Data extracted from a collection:
=== Section Start ===
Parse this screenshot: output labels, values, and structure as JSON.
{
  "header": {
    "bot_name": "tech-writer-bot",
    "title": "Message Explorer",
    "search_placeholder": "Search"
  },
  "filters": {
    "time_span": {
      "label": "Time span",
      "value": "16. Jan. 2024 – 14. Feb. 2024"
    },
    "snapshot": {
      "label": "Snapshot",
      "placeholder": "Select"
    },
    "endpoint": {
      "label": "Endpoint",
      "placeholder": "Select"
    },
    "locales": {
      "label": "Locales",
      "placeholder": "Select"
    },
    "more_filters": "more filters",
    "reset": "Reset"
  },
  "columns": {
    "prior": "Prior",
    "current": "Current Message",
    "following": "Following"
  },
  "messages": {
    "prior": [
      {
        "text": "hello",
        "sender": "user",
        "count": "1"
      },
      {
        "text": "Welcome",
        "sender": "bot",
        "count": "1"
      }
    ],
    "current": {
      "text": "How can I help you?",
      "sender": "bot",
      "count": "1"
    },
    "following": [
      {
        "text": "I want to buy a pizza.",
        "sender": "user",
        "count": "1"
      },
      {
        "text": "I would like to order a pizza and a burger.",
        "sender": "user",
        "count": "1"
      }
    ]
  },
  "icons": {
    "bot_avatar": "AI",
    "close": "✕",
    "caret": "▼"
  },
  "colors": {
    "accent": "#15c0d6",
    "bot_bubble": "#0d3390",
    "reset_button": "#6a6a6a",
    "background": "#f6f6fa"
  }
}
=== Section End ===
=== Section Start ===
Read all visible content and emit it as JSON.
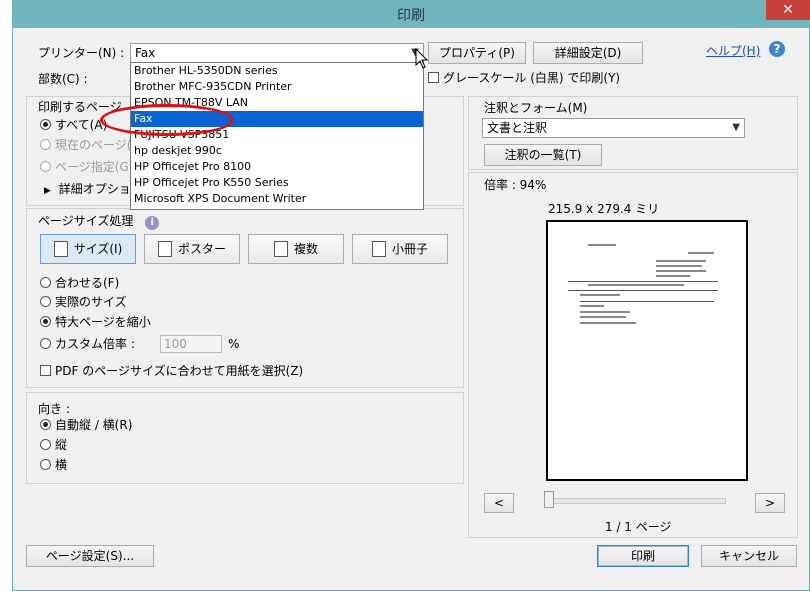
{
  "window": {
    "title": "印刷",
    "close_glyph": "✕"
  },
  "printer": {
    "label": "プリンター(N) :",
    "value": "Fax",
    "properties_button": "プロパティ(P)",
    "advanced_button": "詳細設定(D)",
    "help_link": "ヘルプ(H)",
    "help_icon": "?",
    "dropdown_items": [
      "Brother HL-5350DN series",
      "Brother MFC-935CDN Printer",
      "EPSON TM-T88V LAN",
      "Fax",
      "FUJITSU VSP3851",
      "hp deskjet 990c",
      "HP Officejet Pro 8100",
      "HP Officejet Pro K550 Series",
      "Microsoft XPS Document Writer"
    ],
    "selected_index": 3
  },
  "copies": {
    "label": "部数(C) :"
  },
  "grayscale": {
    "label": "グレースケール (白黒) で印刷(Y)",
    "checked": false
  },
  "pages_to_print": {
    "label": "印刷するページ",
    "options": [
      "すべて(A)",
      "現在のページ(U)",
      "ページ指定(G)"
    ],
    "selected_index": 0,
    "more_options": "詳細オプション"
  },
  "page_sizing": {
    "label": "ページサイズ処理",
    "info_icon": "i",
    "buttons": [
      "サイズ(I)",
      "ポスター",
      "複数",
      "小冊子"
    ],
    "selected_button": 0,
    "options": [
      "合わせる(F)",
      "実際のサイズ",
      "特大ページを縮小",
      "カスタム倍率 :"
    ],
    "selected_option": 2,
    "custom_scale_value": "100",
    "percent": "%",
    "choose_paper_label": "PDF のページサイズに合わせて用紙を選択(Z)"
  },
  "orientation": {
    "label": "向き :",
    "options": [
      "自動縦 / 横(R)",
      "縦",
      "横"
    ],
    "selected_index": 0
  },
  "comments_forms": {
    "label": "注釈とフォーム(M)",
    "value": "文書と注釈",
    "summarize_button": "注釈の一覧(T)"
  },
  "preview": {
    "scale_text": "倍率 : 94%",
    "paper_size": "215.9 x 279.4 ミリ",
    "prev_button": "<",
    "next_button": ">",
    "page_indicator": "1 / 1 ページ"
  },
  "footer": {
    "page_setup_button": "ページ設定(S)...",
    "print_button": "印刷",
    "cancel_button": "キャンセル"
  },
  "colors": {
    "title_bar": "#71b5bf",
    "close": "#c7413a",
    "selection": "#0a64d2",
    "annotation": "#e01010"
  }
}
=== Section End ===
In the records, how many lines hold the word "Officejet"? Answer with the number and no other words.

**Answer space**.
2